(Data in this exercise)
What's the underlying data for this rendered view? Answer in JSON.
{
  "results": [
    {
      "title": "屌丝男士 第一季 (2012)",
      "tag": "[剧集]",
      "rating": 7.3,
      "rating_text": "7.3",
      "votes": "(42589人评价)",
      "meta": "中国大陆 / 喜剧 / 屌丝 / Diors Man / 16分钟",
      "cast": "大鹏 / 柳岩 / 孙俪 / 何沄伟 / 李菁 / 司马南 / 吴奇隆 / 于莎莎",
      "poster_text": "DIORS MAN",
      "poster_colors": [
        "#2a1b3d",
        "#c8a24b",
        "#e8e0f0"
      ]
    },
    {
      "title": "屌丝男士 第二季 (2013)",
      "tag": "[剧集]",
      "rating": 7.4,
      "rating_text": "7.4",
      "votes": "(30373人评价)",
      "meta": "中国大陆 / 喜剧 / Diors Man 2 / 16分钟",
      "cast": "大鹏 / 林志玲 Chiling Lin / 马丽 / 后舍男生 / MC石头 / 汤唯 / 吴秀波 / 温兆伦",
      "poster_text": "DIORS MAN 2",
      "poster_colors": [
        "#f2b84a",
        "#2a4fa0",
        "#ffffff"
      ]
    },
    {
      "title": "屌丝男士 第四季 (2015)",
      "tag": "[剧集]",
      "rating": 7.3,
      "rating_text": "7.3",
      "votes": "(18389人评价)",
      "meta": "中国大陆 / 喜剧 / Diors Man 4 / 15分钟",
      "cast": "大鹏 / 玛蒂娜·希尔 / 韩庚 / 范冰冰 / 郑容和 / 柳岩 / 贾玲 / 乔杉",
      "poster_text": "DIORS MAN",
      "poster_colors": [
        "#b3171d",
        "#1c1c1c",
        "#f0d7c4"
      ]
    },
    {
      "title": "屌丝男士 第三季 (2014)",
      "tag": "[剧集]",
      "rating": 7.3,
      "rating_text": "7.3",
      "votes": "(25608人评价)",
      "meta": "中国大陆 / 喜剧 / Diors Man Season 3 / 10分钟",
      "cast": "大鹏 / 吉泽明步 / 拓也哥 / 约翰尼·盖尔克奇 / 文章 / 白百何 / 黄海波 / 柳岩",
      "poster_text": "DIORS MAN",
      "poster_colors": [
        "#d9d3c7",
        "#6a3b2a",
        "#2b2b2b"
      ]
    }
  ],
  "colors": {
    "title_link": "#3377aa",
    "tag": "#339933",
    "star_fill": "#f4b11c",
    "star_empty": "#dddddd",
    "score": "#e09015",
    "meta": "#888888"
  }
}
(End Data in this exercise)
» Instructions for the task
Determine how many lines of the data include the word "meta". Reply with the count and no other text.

» Task answer
5